If you read through the book of Mark you will read about the feeding of the five thousand in Mark 6:30-44. This miracle is more impressive for several reasons. It comes first, there are an extra one thousand people fed, and to top it off Jesus does it with a mere five loaves and two fish instead of a gratuitous seven loaves and a "few" fish the second time around. Then, two chapters later in Mark 8:1-10 Jesus does that anti-climactic feeding of—well, less people.
When reading through Mark, you expect the second feeding to be even bigger and more sensational than the first one—but it isn’t. This makes a person wonder why Mark would bother recording this at all? After all, none of the Gospels list every miracle that Jesus performed. Wouldn’t it have made sense for Mark’s fast-paced Gospel to leave this one out or replace it with something less disappointing?
Four thousand is less than five thousand.
Mark knew what he was doing.

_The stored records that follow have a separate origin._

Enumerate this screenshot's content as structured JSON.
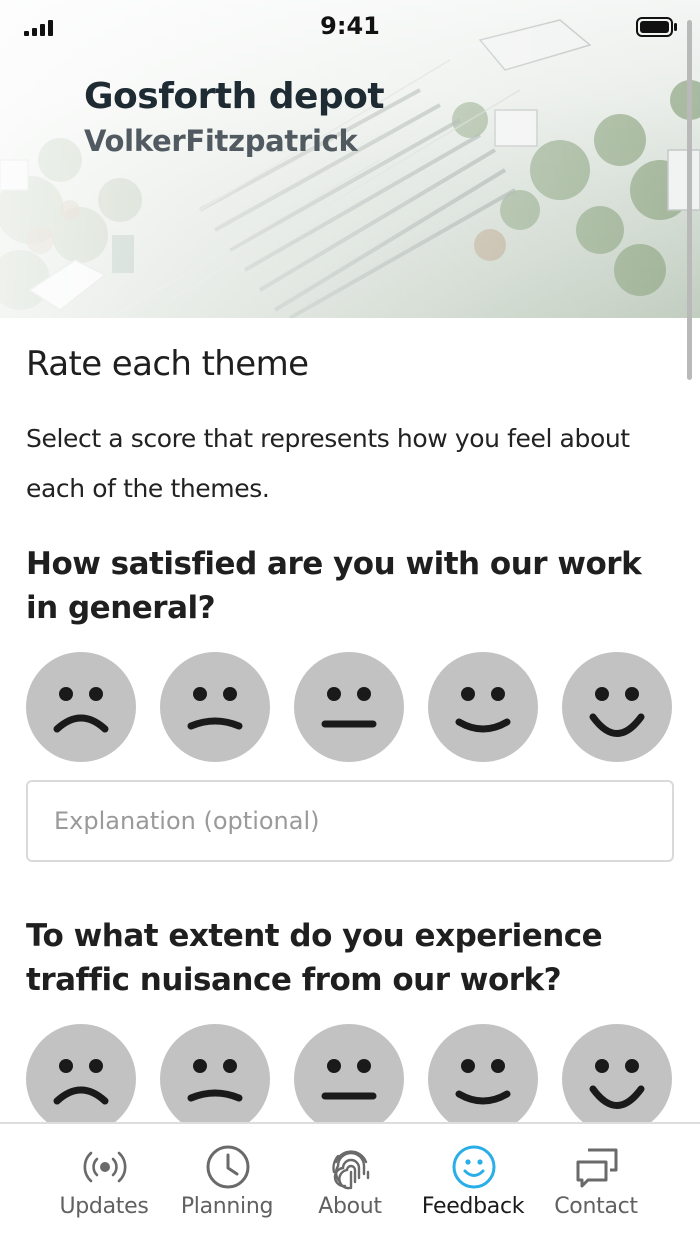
{
  "status_bar": {
    "time": "9:41"
  },
  "header": {
    "title": "Gosforth depot",
    "subtitle": "VolkerFitzpatrick"
  },
  "main": {
    "section_title": "Rate each theme",
    "intro": "Select a score that represents how you feel about each of the themes.",
    "questions": [
      {
        "text": "How satisfied are you with our work in general?",
        "explanation_placeholder": "Explanation (optional)"
      },
      {
        "text": "To what extent do you experience traffic nuisance from our work?"
      }
    ],
    "face_scale": [
      "very-sad",
      "sad",
      "neutral",
      "happy",
      "very-happy"
    ]
  },
  "tabs": [
    {
      "label": "Updates",
      "icon": "broadcast-icon",
      "active": false
    },
    {
      "label": "Planning",
      "icon": "clock-icon",
      "active": false
    },
    {
      "label": "About",
      "icon": "fingerprint-icon",
      "active": false
    },
    {
      "label": "Feedback",
      "icon": "smiley-icon",
      "active": true
    },
    {
      "label": "Contact",
      "icon": "chat-icon",
      "active": false
    }
  ],
  "colors": {
    "accent": "#2aaee8",
    "face_fill": "#c2c2c2",
    "face_features": "#1a1a1a",
    "tab_icon_inactive": "#6a6a6a"
  }
}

He recorded both of these miracles because they actually happened and because he was trying to make a point. The point isn’t just about Jesus’ great power. It is also about the human ability to forget what just happened.

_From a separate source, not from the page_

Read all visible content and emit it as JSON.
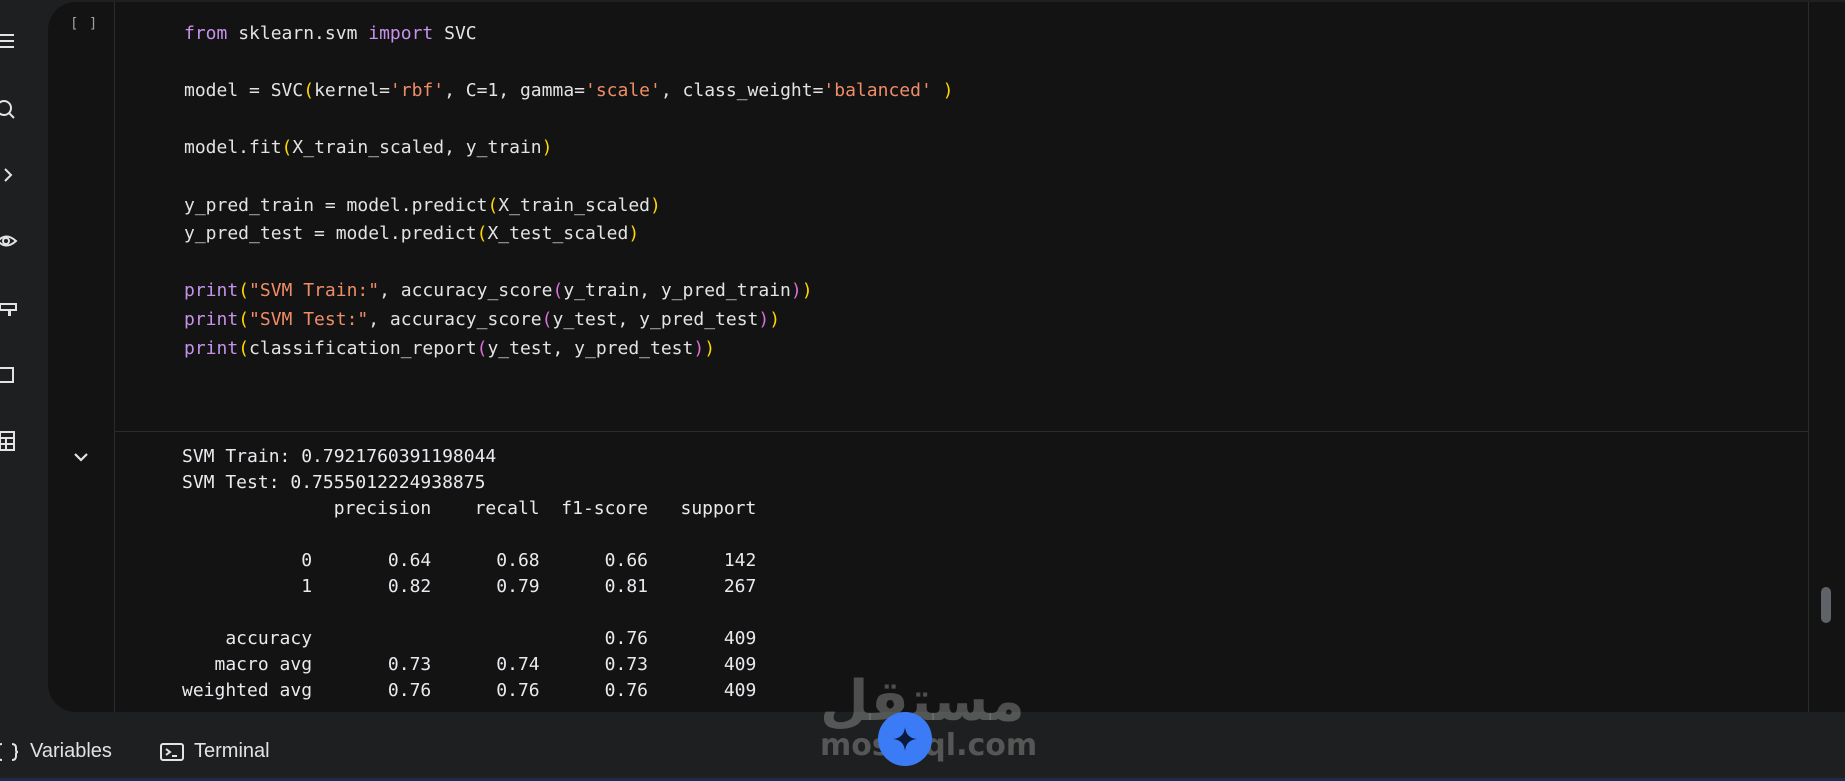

Jesus had just fed five thousand people and now a similar situation arises—with less people—and the disciples still fret. “But where in this remote place can anyone get enough bread to feed them?” they ask.
It is amazing how quickly we can lose confidence in God.
Remind yourself of the things God has already done. Remind yourself of the mighty things recorded in the Bible. Remind yourself of the great things He has done in your life. If God can put the stars in the sky and part the sea, He can do the less taxing job of taking care of your needs. If the Father was willing to send His beloved Son to be hung on the cross in the place of you as a sinner, will He not also be willing to care for you now that you are His adopted child? “He who did not spare his own Son, but gave him up for us all—how will he not also along with him, graciously give us all things? (Rm. 8:32) If God can feed the five thousand, don’t doubt that he can feed the four thousand. If He can do the big thing, He can do the smaller thing.
Four thousand is not five thousand.
Critics love to claim that the Bible is full of contradictions. Any discrepancy in the details is a sign to them that the Bible is in error. For example, John records the cleansing of the temple at the start of Jesus’ career but the other writers put in Jesus' last week. Matthew states that Jesus preached the Sermon on the Mount on a mountain but Luke mentions a flat place. The list goes on.
With that in mind, ask yourself what critics would say if Matthew had only recorded the feeding of the five thousand and Mark had only recorded the feeding of the four thousand. Critics would go on and on about contradictions and errors. Now, imagine how thee critics would respond if you tried to explain the inconsistency by suggesting that maybe there were two miraculous feedings—with different details. You would be laughed at.
The fact that Matthew and Mark record both of these miraculous feedings demonstrates that Jesus sometimes did impressive things more than once. In the same way, Jesus probably taught some of his key teachings many times in many places. Why not? Each of us has heard speakers reuse material. With that in mind, is it really absurd to think that Jesus may have cleansed the temple more than once? Is it really a stretch to think that Jesus may have thought the “Sermon on the Mount” was worth teaching to more than one crowd? Certainly, there may be other ways of resolving these apparent contradictions, but one legitimate possibility is that Jesus did some things more than once. For all we know, there was also the still-less-impressive feeding of the three thousand.
Yes, after feeding five thousand people feeding a measly four thousand might not impress everyone, but the fact that Matthew and Mark include it teaches us not to lose confidence in God’s power and not to lose confidence in God’s Word.